[TASK GOAL]
What lines below mention the word "date"? Copy each one.

[MATERIAL SHOWN]
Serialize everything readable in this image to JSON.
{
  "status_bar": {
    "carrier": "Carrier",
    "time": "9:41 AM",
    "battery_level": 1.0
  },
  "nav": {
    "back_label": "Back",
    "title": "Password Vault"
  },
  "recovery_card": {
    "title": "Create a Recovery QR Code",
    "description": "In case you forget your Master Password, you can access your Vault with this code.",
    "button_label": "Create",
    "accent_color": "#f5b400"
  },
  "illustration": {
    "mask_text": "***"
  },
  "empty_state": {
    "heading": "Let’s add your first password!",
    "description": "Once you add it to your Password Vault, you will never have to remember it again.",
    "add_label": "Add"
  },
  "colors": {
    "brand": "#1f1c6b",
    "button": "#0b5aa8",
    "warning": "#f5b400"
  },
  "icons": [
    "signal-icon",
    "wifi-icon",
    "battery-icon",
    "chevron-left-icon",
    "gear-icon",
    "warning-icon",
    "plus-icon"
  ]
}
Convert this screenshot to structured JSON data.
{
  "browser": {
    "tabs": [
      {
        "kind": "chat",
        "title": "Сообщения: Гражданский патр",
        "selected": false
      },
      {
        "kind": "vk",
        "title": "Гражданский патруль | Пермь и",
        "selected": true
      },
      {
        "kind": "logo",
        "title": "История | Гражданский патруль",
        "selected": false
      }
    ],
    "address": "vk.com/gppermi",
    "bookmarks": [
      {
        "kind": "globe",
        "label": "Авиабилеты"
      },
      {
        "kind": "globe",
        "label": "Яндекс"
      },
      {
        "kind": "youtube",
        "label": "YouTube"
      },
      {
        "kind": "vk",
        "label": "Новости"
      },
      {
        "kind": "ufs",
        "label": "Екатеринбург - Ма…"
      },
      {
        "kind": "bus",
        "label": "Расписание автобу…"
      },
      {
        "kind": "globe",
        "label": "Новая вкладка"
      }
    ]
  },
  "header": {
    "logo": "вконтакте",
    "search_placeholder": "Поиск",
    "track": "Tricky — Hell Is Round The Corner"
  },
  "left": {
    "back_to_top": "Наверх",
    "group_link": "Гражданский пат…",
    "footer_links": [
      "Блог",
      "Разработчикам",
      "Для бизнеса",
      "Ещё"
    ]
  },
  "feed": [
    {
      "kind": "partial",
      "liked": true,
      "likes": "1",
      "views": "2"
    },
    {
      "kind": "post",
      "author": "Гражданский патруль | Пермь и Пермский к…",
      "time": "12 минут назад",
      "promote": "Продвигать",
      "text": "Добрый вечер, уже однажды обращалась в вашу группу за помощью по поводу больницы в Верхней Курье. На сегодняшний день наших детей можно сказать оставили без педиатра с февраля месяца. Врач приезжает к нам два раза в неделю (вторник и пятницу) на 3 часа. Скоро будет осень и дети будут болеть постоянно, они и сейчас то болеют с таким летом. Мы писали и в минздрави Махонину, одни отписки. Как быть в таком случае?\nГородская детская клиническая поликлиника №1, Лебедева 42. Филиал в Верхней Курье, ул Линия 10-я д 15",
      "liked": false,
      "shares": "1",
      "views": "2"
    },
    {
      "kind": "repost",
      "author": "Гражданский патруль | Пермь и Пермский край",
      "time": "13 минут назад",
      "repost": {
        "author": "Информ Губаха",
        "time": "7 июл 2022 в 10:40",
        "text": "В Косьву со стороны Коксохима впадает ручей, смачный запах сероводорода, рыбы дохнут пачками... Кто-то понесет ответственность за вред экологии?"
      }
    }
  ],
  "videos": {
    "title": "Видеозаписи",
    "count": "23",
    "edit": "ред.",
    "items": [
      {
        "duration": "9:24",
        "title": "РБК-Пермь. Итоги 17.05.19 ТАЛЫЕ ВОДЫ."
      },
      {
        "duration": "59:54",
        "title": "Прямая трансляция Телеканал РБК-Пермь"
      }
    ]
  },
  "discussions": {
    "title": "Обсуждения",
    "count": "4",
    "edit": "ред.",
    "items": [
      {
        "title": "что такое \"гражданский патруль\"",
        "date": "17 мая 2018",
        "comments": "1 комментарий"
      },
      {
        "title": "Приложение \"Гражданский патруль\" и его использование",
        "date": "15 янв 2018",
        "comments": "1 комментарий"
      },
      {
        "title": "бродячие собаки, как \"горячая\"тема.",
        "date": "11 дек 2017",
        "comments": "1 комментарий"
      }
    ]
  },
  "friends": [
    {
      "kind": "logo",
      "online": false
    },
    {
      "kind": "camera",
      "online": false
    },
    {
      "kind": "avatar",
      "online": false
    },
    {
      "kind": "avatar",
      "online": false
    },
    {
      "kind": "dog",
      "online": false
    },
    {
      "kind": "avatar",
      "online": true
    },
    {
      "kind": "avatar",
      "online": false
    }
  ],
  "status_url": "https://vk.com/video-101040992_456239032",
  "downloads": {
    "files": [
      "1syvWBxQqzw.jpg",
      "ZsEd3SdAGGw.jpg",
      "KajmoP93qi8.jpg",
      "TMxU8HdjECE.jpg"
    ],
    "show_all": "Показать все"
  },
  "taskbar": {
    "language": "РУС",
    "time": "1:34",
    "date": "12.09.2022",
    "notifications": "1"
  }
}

[TASK SOLUTION]
        "date": "17 мая 2018",
        "date": "15 янв 2018",
        "date": "11 дек 2017",
    "date": "12.09.2022",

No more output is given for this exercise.